Terron, I'm familiar with the player's committee and am sadly disappointed. Towards the end of the Decipher run, they started at tendency towards download decks which, along with defensive shields, ruined a great deal of gameplay in my opinion. The PC has taken this even further.

One of the things that I always liked about Decipher's game was that old cards were still worthwhile as they were and old strategies were still competitive with a few new cards to boost them. But now, old decks can't compete with downloads that can setup an entire deck in a few turns and defensive shields that outright negate many old cards.

That's not the game I loved. Decipher started the push away, and the PC threw it over the edge.

Terron said...

Jon, I've heard that argument quite a lot, and I have to say I simply don't understand it. Downloading is an interesting idea, because it allows decks to have reliable setups, which gives decks clear themes. Once the setup is complete, the game comes down to really out-playing your opponent. Early Star Wars was very boring to me, because decks were just piles of good cards, and you hoped to have the good cards when you needed them. Now Star Wars is much more of a metagame, where picking the right deck archetype is very important, and identifying what archetypes your decks are weak against, then finding ways to construct and outplay those bad matchups. Of course, discovering new archetypes happens all the time, and it's very exciting. Decks that aren't setup-heavy are usually not competitive, but sometimes they are. Setups are card intensive, and the 60 card deck is the great equalizer of SWCCG decks. Mains decks with high efficiency sometimes do very well depending on the state of the metagame. I would never, ever go back to a game of SW where you have to pack 5 2/0 locations and pray to get them. Games ended on pure luck if you failed to get any 2/0s, if your opponent got all of his on turn 1, or if you drew too many 0s during key battles. (You may notice Decipher basically admitted this game design flaw when they put high destiny numbers on locations in Wars:TCG). The game now is much more skill based than it was when decks were piles of mains and 0s, or piles of high destiny cards and inserts, or piles of crappy chatacters and non-battleground force drain locations. I would strongly urge you to give it another shot.

Also there are a fair number of ignorant assholes over on the PC forums that you could have a fun time bashing in the face with the mallet of science.
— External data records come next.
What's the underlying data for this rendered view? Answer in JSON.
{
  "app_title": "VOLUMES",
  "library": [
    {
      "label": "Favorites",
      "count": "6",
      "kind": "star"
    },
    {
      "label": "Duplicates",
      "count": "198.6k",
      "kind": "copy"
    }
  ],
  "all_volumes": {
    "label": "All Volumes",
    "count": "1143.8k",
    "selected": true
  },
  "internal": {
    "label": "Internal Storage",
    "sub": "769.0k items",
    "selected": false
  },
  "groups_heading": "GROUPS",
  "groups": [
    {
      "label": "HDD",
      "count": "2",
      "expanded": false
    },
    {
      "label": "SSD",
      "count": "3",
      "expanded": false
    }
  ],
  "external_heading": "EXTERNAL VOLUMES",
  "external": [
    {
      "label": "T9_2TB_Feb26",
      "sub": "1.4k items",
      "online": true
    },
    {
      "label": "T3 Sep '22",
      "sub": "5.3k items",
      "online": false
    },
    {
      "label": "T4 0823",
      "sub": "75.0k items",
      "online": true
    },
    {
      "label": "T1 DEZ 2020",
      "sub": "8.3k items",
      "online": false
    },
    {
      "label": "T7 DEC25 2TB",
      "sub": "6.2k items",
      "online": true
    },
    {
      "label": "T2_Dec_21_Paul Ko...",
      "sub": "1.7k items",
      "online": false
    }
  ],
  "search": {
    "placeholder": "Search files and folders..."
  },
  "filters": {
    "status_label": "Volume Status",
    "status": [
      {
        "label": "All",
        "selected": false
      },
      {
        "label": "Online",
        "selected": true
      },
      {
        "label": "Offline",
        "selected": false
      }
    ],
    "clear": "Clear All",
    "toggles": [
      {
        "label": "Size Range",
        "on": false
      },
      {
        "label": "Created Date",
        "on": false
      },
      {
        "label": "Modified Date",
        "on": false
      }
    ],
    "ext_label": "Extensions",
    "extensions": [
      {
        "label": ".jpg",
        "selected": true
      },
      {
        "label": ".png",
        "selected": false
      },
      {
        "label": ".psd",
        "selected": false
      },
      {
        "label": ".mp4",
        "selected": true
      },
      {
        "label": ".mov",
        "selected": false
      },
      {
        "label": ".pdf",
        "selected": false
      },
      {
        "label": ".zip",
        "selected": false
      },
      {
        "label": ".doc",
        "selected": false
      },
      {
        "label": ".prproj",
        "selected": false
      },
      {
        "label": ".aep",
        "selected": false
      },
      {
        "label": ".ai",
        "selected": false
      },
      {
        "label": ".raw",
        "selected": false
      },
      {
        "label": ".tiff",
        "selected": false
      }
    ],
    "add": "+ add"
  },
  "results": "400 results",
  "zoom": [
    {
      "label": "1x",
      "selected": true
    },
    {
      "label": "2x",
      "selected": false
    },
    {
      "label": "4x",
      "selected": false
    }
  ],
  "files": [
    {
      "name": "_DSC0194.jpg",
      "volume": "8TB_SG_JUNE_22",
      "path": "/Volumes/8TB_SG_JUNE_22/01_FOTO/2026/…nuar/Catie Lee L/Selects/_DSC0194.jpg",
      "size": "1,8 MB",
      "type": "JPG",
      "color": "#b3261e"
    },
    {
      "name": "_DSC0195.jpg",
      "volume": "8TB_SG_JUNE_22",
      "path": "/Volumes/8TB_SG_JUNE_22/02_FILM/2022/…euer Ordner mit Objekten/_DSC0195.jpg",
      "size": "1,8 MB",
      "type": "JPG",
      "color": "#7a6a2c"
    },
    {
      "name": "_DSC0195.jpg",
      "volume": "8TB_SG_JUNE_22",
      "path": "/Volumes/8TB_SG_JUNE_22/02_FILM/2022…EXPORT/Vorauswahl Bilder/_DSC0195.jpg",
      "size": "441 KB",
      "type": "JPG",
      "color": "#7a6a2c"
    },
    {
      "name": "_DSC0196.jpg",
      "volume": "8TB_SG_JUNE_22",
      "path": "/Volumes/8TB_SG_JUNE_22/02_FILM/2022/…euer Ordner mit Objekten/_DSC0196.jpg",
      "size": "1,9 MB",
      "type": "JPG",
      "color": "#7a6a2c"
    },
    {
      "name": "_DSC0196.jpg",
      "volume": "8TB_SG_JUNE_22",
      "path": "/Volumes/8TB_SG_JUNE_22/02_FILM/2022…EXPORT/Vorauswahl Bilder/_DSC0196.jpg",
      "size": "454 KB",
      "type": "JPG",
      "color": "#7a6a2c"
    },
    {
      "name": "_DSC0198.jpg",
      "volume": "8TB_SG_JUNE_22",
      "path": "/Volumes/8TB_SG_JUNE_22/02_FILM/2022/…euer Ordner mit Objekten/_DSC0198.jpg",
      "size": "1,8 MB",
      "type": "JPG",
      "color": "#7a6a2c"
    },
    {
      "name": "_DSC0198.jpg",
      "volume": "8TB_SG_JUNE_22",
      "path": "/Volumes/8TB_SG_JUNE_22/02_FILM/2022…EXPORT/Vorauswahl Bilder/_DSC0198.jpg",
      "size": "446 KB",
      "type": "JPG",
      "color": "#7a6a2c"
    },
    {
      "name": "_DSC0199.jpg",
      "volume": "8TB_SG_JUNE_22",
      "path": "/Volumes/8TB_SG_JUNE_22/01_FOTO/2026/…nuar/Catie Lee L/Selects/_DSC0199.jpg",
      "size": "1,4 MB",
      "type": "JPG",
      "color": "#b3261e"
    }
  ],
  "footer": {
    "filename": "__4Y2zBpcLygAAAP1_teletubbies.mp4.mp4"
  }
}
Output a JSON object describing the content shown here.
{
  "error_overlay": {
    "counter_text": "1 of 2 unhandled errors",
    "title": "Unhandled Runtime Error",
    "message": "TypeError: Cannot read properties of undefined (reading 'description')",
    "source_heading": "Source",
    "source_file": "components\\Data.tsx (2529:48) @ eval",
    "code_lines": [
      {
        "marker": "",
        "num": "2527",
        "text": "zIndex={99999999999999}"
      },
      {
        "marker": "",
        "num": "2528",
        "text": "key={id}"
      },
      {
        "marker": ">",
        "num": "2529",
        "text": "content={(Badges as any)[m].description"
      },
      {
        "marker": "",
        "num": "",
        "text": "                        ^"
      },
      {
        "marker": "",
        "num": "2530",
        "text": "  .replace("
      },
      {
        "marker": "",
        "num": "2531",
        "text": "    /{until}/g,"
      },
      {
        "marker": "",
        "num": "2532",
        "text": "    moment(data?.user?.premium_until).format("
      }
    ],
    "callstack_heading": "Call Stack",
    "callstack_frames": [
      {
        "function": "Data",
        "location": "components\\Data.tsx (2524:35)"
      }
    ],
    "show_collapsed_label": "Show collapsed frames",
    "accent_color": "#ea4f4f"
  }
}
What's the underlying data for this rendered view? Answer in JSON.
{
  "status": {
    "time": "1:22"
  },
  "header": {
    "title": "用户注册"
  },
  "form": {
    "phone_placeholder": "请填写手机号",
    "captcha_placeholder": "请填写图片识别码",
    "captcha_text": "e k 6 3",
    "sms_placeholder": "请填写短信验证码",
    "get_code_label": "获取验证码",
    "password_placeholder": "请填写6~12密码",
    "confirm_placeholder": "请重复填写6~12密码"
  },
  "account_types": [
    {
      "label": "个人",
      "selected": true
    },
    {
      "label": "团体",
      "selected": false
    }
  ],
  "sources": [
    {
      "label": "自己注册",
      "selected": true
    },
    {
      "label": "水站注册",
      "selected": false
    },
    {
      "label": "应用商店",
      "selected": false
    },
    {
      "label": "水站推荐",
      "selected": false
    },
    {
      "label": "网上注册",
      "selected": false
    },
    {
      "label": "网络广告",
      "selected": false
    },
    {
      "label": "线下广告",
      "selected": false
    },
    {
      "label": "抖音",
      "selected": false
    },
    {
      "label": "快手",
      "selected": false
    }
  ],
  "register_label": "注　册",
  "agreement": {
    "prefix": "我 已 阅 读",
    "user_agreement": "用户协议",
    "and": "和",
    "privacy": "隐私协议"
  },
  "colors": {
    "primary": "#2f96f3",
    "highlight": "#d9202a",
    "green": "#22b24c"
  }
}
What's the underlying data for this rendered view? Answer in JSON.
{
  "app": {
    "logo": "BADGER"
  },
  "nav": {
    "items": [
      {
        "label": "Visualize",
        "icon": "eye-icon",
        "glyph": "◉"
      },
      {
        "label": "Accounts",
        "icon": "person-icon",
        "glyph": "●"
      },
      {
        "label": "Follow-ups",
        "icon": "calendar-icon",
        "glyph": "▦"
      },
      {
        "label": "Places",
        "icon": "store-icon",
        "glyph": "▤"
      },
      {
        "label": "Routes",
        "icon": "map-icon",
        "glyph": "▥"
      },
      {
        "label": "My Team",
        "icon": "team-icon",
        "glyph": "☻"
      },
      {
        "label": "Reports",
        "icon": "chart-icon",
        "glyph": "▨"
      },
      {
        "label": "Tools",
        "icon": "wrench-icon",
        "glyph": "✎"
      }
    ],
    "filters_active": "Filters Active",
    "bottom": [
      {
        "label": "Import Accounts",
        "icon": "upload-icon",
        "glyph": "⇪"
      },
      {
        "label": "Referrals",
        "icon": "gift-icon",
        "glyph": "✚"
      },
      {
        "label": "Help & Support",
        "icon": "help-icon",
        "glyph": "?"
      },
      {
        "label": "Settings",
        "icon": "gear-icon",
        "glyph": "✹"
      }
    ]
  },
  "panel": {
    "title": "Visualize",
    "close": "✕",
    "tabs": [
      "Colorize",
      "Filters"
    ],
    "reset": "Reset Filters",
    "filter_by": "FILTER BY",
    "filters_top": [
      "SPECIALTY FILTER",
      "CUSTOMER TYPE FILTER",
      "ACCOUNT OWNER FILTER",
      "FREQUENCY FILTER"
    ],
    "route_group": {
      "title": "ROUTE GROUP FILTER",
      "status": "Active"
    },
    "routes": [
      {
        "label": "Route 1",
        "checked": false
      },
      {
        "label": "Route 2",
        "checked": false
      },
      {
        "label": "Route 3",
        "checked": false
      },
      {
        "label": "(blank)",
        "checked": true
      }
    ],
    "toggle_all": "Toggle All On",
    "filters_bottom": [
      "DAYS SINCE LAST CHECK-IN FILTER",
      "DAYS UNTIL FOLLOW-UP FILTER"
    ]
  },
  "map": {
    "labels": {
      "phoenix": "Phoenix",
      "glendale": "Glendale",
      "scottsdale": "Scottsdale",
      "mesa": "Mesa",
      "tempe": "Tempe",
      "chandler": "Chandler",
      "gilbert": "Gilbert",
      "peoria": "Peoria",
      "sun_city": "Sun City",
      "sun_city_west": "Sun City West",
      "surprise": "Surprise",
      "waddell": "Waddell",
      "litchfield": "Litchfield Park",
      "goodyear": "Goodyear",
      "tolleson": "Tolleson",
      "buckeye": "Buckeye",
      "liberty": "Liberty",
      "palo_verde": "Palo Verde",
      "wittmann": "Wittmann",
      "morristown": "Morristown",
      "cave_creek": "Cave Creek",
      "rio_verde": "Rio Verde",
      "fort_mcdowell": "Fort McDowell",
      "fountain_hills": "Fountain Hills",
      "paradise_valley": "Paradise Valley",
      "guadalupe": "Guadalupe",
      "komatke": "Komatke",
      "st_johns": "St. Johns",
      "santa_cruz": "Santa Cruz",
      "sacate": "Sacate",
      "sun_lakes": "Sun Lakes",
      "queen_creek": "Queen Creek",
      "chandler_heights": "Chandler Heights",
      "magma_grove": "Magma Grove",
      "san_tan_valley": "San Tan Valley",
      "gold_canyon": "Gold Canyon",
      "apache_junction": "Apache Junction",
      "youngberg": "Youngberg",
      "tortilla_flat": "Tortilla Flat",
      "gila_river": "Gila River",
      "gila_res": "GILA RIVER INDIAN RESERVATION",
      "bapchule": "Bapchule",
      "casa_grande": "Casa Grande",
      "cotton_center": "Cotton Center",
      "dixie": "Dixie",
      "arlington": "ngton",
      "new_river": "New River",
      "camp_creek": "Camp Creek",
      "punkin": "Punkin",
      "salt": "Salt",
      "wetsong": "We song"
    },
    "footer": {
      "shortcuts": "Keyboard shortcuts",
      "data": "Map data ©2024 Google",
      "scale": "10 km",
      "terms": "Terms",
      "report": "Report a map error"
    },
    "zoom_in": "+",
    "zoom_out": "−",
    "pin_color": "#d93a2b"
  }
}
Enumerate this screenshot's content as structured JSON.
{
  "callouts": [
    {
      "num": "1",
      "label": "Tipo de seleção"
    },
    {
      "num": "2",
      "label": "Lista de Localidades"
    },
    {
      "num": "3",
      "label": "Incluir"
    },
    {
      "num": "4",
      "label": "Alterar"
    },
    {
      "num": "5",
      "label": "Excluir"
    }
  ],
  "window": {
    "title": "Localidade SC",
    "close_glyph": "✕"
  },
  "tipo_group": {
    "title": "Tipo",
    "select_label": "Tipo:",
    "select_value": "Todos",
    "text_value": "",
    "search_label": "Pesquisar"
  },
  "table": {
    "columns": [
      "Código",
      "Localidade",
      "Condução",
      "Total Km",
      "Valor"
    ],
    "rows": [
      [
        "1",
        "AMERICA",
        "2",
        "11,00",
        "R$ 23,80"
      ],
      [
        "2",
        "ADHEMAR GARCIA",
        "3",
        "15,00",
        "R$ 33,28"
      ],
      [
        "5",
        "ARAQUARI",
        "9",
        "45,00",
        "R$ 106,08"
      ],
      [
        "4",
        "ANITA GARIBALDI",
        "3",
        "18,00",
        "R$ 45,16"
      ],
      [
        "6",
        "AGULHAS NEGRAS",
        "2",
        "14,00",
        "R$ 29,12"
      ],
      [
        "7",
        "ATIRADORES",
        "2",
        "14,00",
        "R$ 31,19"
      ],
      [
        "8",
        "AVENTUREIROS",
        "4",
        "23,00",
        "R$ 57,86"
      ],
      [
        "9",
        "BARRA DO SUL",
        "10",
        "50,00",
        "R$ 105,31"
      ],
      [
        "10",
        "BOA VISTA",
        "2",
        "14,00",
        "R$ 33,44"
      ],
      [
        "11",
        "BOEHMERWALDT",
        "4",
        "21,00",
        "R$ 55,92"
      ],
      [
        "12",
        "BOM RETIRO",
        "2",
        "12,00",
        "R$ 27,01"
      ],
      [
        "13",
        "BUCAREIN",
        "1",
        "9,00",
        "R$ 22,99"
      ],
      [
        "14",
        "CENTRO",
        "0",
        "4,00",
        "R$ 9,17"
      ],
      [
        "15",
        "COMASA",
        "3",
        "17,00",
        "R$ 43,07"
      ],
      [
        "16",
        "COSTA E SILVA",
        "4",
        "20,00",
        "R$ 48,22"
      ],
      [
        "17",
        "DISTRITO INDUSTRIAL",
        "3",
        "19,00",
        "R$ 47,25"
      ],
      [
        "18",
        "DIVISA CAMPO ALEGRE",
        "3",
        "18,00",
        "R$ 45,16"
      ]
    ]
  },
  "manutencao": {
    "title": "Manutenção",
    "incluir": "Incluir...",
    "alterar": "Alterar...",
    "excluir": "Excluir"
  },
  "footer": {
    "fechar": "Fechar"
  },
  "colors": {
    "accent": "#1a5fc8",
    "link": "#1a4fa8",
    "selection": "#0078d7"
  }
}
If you're into that kind of thing. ;)

I actually found your blog accidentally looking for something totally unrelated to either SWCCG or astronomy, but I have some interest in both. I'll add you to my Reader feed.

Lee "Terron" Edwards

Jon Voisey said...

Terron, I'm familiar with the player's committee and am sadly disappointed. Towards the end of the Decipher run, they started at tendency towards download decks which, along with defensive shields, ruined a great deal of gameplay in my opinion. The PC has taken this even further.

One of the things that I always liked about Decipher's game was that old cards were still worthwhile as they were and old strategies were still competitive with a few new cards to boost them. But now, old decks can't compete with downloads that can setup an entire deck in a few turns and defensive shields that outright negate many old cards.

That's not the game I loved. Decipher started the push away, and the PC threw it over the edge.